_Your assignment_.
From the entries, return every line where the string "phone" shows up.

Provided material: Begin

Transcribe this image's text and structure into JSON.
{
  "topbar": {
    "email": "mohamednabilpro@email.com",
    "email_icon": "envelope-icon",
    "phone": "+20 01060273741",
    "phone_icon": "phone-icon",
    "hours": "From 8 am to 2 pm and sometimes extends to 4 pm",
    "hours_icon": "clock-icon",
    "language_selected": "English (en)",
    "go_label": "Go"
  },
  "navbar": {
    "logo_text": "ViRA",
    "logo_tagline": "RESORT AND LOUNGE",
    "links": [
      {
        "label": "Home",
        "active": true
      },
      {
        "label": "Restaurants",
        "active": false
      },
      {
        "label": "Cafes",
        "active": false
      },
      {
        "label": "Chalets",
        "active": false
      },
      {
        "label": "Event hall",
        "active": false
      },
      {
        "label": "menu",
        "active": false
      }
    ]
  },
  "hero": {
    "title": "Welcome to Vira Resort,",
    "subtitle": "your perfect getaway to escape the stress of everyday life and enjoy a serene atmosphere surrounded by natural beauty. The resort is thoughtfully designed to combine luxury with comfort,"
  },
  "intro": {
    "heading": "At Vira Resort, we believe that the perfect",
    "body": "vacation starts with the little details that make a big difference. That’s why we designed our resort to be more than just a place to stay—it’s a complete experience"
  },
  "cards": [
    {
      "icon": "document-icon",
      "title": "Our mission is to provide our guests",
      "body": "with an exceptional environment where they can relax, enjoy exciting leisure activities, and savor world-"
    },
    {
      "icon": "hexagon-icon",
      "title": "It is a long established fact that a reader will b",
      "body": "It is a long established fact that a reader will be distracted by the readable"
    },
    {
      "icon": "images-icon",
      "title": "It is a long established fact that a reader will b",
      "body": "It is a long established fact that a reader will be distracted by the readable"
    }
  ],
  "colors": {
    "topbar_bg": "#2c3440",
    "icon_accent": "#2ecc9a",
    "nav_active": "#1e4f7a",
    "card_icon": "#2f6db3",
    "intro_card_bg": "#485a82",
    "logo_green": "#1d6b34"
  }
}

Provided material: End

_Final answer_.
    "phone": "+20 01060273741",
    "phone_icon": "phone-icon",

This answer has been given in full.